Every once in a while I’ll be playing a scenario in my head. Some sort of dialogue, or discussion. I’d imagine being asked questions in front of a small group, usually close friends, and trying to answer them. Used to think this would help me “prepare” for real-life situations but then the scenarios became a bit of fantasy (such as imagining myself being a professor) and I realized this was a mental trick to better make sense of and articulate my own thoughts.  In short, I was just asking myself those questions.
Lately, the hypothetical question was “Do you believe in God?”.
The fact that I had to play a whole imagined discussion means a “yes” or “no” is nowhere near a satisfying answer. Suppose I said: “Yes, I do believe in God.” But then, what does it even mean? Some of you may wonder, do you really think there’s an old man in the sky and you ought to worship him?
What I’ve been saying here isn’t something you’ll want to see very often, in 2017. An era where the real world is too important to ignore. Uni, work, friends, relationships, opportunities. The future. There is little use jamming your head with ideas of something that isn’t there. The word religion only reminds you of a distant world that ended up retreating to make way for the concrete, the factual, the exciting, and brighter. And it’s right before your eyes, religions make people do bad stuff. 
Why do I decide to write this? I’m feeling it really close. Something. 
Why does a person believe in God?  I want to say because to believe is like to love.

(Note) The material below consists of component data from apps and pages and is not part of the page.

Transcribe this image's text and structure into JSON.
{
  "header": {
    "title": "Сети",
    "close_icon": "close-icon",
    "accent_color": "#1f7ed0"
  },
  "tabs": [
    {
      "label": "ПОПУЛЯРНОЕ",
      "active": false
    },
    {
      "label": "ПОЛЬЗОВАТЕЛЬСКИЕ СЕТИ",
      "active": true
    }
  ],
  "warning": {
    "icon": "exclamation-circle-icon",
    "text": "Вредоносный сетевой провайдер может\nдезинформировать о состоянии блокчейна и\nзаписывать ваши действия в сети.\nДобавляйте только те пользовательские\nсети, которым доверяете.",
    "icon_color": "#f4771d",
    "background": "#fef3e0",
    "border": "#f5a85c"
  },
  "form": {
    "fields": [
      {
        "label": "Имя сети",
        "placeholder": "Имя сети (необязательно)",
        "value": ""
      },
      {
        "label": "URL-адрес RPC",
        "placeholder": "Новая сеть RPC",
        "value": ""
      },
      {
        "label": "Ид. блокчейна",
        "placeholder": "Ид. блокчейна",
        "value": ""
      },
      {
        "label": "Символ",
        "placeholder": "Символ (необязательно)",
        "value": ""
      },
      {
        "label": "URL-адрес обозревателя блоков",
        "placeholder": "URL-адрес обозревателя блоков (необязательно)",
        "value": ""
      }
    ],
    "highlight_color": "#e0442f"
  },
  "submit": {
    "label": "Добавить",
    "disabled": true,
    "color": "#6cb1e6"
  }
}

But I should not pour emotional lines out in the page right now. To believe is like to love, it takes tremendous energy to make that connection. The first thing is, you can’t just *snap* and wake up the next day thinking “So, God exists.” Like love, it comes with patience. A whole lot of it. It’s something so personal. Just like love, you cannot force it, you can only force the behaviors that *might* prove love but it has nothing to do with what the person really know in his mind.  I don’t happen to be a religious person. Sure, I had tradition in my family, however it doesn’t solve the problem of whether or not I believe. I am a person of this world, deeply grounded in reality, and unlike traditions which can be taught and trained, belief does not come that way. You have to be so patient, so strong to find it, even stronger to keep it. You may find religious people a little too stubborn that way. But true faith also comes with a lot of knowledge and maturity. I deeply, deeply acknowledge that you guys are unfamiliar with the notion of God; it’s just as hard for anyone, even me, to understand. Sticking to faith is a matter of lifetime, I’m just as near as baby steps in this path.  

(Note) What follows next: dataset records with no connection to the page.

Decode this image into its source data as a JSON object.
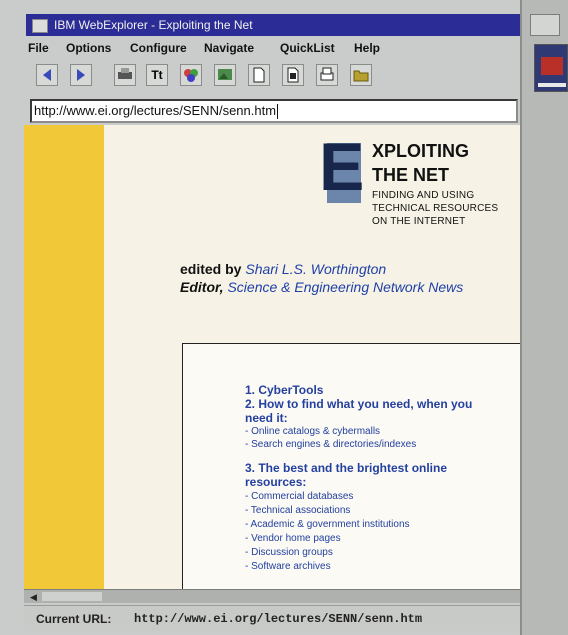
{
  "window": {
    "title": "IBM WebExplorer - Exploiting the Net"
  },
  "menu": [
    "File",
    "Options",
    "Configure",
    "Navigate",
    "QuickList",
    "Help"
  ],
  "toolbar": {
    "buttons": [
      {
        "icon": "back-arrow-icon",
        "color": "#3a4ab8"
      },
      {
        "icon": "forward-arrow-icon",
        "color": "#3a4ab8"
      },
      {
        "icon": "printer-icon",
        "color": "#555555"
      },
      {
        "icon": "text-format-icon",
        "label": "Tt"
      },
      {
        "icon": "color-palette-icon",
        "color": "#cc4040"
      },
      {
        "icon": "image-icon",
        "color": "#4a8a4a"
      },
      {
        "icon": "document-icon"
      },
      {
        "icon": "document-icon"
      },
      {
        "icon": "print-icon"
      },
      {
        "icon": "folder-icon",
        "color": "#b8a030"
      }
    ]
  },
  "address": {
    "url": "http://www.ei.org/lectures/SENN/senn.htm"
  },
  "page": {
    "logo_letter": "E",
    "heading_line1": "XPLOITING",
    "heading_line2": "THE NET",
    "subtitle": [
      "FINDING AND USING",
      "TECHNICAL RESOURCES",
      "ON THE INTERNET"
    ],
    "edited_by_label": "edited by",
    "editor_name": "Shari L.S. Worthington",
    "editor_role_label": "Editor,",
    "editor_publication": "Science & Engineering Network News",
    "toc": [
      {
        "text": "1. CyberTools",
        "type": "heading"
      },
      {
        "text": "2. How to find what you need, when you",
        "type": "heading"
      },
      {
        "text": "need it:",
        "type": "heading"
      },
      {
        "text": "- Online catalogs & cybermalls",
        "type": "sub"
      },
      {
        "text": "- Search engines & directories/indexes",
        "type": "sub"
      },
      {
        "text": "3. The best and the brightest online",
        "type": "heading"
      },
      {
        "text": "resources:",
        "type": "heading"
      },
      {
        "text": "- Commercial databases",
        "type": "sub"
      },
      {
        "text": "- Technical associations",
        "type": "sub"
      },
      {
        "text": "- Academic & government institutions",
        "type": "sub"
      },
      {
        "text": "- Vendor home pages",
        "type": "sub"
      },
      {
        "text": "- Discussion groups",
        "type": "sub"
      },
      {
        "text": "- Software archives",
        "type": "sub"
      }
    ]
  },
  "status": {
    "label": "Current URL:",
    "url": "http://www.ei.org/lectures/SENN/senn.htm"
  },
  "colors": {
    "title_bar": "#2c2c96",
    "left_strip": "#f0c838",
    "link_blue": "#2440a0",
    "logo_dark": "#17264a"
  }
}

Just like love, there’s also duties and devotion, or what I’d like to call, participation. Everybody has their own way: go to church, pray, help people, etc.  What I choose to do is to bring God to people. Nothing makes me happier than to devote by living a life this way. But it comes with a downside that I cannot identify with other Christians. Maybe I’m to “secular”, because my grandfather didn’t force me to learn rites and back in the day I didn’t join other Christian kids. For me, God cannot be taken for granted. Prayers and rites cannot be taken for granted also, I just have to know the meaning of everything.
About the nature of God, it’s more complex than the question of an old man in the sky. Philosophy and theology had a lot of deep discussion for that already. Personally, I see God as an invisible spirit that runs through this world. I never ask myself whether he exists, I just wonder how can I find him, since he’s invisible.

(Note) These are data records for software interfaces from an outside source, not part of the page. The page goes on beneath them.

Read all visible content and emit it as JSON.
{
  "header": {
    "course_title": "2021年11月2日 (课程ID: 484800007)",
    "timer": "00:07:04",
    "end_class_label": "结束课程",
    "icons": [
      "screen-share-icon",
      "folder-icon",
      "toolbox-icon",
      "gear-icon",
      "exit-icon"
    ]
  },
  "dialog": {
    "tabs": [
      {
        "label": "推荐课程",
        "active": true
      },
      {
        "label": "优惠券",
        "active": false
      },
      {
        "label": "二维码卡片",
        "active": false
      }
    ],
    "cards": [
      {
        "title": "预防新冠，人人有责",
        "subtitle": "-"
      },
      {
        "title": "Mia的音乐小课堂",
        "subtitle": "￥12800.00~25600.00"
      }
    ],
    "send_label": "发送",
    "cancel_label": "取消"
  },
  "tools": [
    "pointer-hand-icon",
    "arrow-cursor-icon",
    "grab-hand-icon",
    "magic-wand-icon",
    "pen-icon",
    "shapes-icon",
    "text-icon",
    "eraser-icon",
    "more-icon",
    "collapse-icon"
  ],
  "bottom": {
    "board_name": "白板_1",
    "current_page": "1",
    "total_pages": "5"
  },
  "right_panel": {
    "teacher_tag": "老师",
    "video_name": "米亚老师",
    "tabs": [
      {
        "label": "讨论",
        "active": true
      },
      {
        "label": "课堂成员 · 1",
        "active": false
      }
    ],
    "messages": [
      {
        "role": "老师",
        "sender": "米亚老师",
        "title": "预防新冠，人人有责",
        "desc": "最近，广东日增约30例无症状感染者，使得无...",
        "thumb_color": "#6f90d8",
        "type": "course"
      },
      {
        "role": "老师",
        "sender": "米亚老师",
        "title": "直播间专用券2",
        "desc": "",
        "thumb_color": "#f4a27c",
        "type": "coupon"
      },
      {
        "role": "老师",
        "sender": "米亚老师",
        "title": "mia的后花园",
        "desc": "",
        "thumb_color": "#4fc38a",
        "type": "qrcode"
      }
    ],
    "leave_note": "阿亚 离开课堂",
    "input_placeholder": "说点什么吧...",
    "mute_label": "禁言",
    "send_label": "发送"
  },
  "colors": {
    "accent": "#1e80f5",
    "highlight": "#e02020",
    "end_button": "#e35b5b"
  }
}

But life goes on with more important concerns, like finals. And I’ve been up all night just to jumble these thoughts. So I’ll stop, and start quoting the Holy Bible. These are beautiful words, I’ll be so happy some of you may stop by and read them.
If I speak in the tongues of men or of angels, but do not have love, I am only a resounding gong or a clanging cymbal. If I have the gift of prophecy and can fathom all mysteries and all knowledge,and if I have a faith that can move mountains, but do not have love, I am nothing. If I give all I possess to the poor and give over my body to hardship that I may boast, but do not have love, I gain nothing.
Love is patient, love is kind. It does not envy, it does not boast, it is not proud. It does not dishonor others, it is not self-seeking, it is not easily angered, it keeps no record of wrongs. Love does not delight in evil but rejoices with the truth. It always protects, always trusts, always hopes, always perseveres.
Love never fails. But where there are prophecies, they will cease; where there are tongues, they will be stilled; where there is knowledge, it will pass away. For we know in part and we prophesy in part, but when completeness comes, what is in part disappears. When I was a child, I talked like a child, I thought like a child, I reasoned like a child. When I became a man, I put the ways of childhood behind me. For now we see only a reflection as in a mirror; then we shall see face to face. Now I know in part; then I shall know fully, even as I am fully known.
And now these three remain: faith, hope and love. But the greatest of these is love.
(First Epistle to the Corinthians) 
- abresolute